(RECORD SET)
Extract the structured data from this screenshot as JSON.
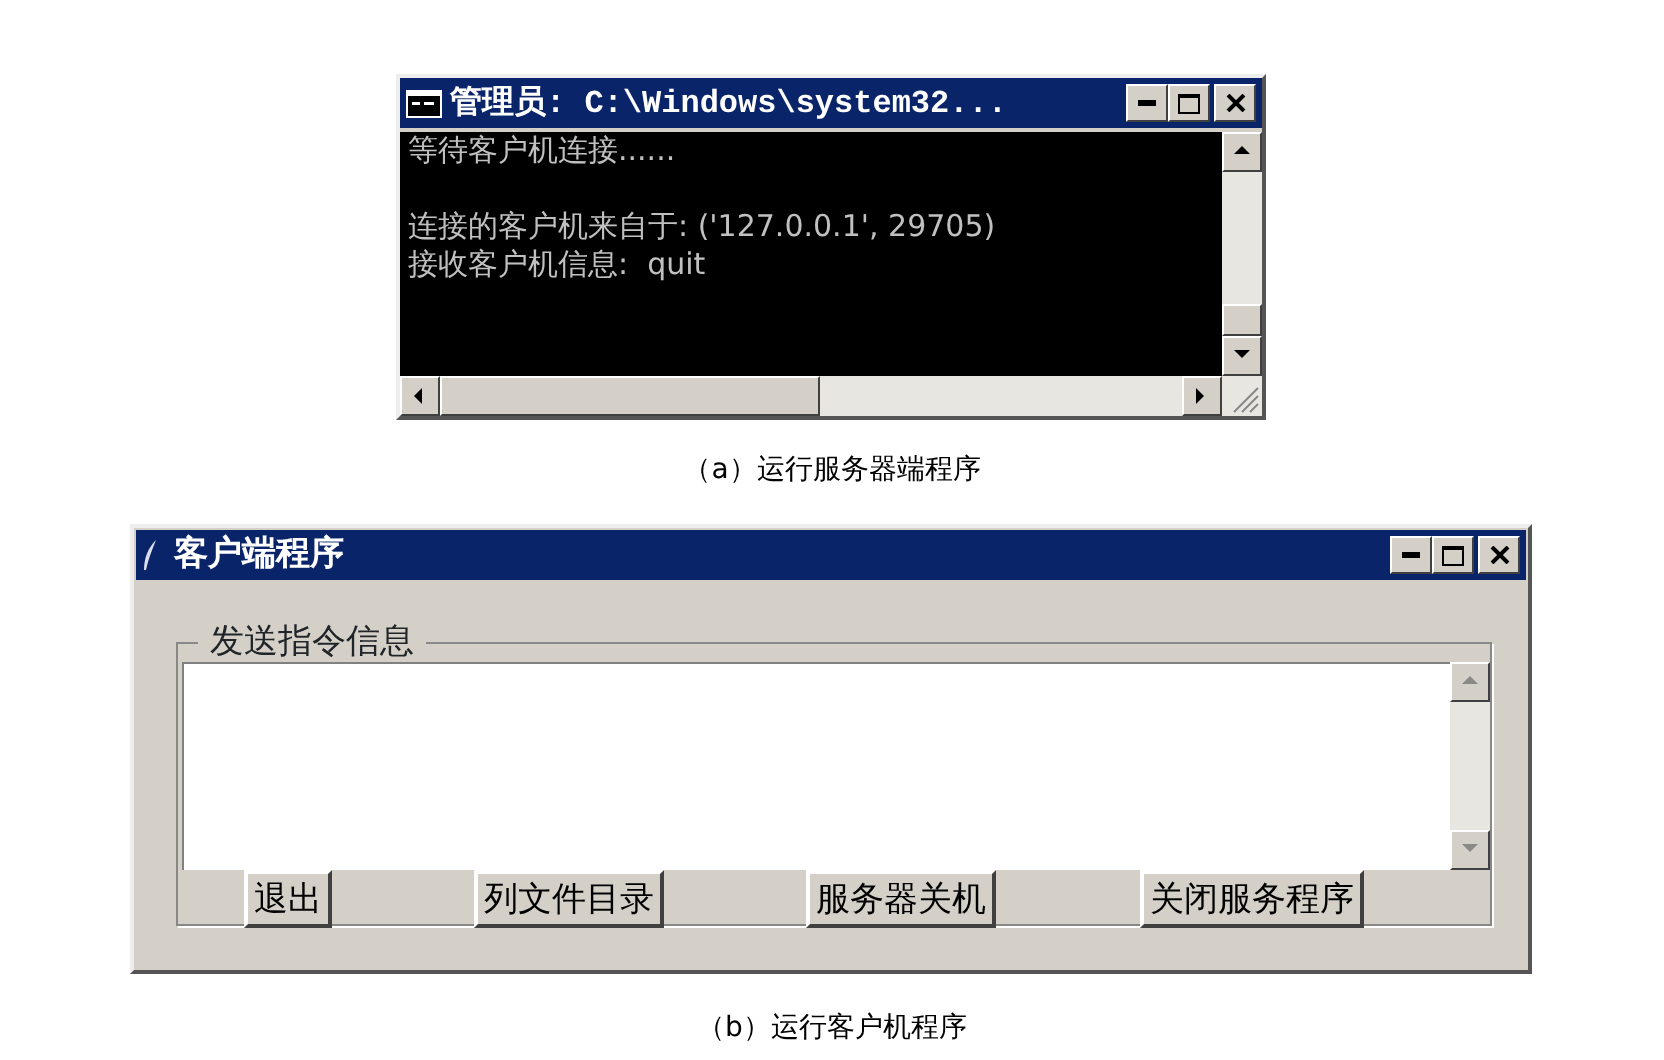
{
  "server_window": {
    "title": "管理员: C:\\Windows\\system32...",
    "console_blocks": [
      [
        "等待客户机连接......"
      ],
      [
        "连接的客户机来自于: ('127.0.0.1', 29705)",
        "接收客户机信息:  quit"
      ]
    ]
  },
  "server_caption": "（a）运行服务器端程序",
  "client_window": {
    "title": "客户端程序",
    "group_label": "发送指令信息",
    "buttons": [
      "退出",
      "列文件目录",
      "服务器关机",
      "关闭服务程序"
    ]
  },
  "client_caption": "（b）运行客户机程序"
}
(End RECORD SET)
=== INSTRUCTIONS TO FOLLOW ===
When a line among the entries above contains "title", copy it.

=== ANSWER SECTION ===
    "title": "管理员: C:\\Windows\\system32...",
    "title": "客户端程序",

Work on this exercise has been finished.